How do you find your stories in the first place? Do you pitch or are they assigned to you?
I pitch my editor. One of the big things in the Kid Reporter program is learning how to come up with good story ideas and learning how to send a good pitch, almost persuading the editor why the story would be good to write.
How did you sell the flag football story to your editor?
I really knew how much it had grown because I’ve been in the league since it was founded. I thought this was really important because kids are backing away from tackle football now because of the risk of injury. I felt this was something kids would really be interested in reading, to see how much it has grown and how much more interest flag football has gained.
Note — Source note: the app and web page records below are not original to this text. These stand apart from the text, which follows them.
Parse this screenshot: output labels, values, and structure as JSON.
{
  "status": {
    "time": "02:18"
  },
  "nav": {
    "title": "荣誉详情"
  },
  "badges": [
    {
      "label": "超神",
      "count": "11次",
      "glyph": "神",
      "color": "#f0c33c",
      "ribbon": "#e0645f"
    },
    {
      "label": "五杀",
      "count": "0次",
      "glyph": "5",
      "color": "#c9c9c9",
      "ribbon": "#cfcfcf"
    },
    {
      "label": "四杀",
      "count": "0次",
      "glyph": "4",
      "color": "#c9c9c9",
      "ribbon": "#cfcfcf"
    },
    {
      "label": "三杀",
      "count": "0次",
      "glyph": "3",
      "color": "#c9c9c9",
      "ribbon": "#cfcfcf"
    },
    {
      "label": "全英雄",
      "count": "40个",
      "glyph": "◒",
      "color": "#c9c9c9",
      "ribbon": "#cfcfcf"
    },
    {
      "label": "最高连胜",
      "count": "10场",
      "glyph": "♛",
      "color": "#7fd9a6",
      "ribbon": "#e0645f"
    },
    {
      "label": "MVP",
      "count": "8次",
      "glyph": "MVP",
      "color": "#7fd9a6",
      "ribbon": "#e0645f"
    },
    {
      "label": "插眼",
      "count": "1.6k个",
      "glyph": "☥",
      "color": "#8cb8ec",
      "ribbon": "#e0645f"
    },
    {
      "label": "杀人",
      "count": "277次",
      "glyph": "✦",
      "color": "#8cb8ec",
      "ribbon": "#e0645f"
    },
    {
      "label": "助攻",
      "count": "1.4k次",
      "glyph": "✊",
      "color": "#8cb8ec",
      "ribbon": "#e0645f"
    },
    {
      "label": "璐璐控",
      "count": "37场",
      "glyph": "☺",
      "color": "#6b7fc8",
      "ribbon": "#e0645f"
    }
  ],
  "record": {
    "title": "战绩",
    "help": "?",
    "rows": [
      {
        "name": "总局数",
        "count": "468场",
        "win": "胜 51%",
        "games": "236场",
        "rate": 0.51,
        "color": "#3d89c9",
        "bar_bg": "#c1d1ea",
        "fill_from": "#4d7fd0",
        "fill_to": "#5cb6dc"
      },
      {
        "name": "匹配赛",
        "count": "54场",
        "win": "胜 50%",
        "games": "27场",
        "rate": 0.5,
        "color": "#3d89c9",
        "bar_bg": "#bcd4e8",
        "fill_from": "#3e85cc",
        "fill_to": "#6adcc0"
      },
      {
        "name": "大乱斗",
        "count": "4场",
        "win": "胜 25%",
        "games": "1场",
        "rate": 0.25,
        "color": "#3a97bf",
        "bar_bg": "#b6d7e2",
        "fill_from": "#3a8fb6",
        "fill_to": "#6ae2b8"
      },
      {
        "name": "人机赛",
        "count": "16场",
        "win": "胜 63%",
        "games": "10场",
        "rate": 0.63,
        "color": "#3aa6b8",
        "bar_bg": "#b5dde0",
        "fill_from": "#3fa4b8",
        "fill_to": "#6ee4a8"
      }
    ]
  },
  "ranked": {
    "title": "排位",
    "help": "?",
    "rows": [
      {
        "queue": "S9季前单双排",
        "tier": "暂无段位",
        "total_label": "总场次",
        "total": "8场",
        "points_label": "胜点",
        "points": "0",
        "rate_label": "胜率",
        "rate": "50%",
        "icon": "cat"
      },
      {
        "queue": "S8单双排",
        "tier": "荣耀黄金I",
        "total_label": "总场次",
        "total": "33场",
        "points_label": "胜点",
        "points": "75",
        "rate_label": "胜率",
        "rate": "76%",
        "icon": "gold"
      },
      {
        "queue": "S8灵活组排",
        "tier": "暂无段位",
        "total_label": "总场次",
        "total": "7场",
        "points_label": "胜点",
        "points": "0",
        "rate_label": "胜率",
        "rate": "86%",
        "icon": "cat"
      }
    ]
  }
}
The way I presented it was: I’ve been involved with this league, and I had a front row seat to watch how this sport has grown, so I think it would be a really good article for me to write and a really good read for kids.
Speaking of editors, what’s the most valuable piece of advice your editor has given you so far?
My editor, Jeremy, has given me a lot to work with and really taught me a lot. Something that’s pretty important that he’s taught me is patience when you’re writing and setting up interviews, and when you’re getting ready to go to an event.
What advice do you have for people starting out in this field?
I’ve really grown just from learning and definitely from practice. There are plenty of pieces that I’ve written that haven’t been published. I’ve just written them for fun and practice. The main point is to practice what you’re doing and understand that not everything is going to get published. It’s really important to stay confident in yourself and know that you can grow.
This interview has been edited for length and clarity.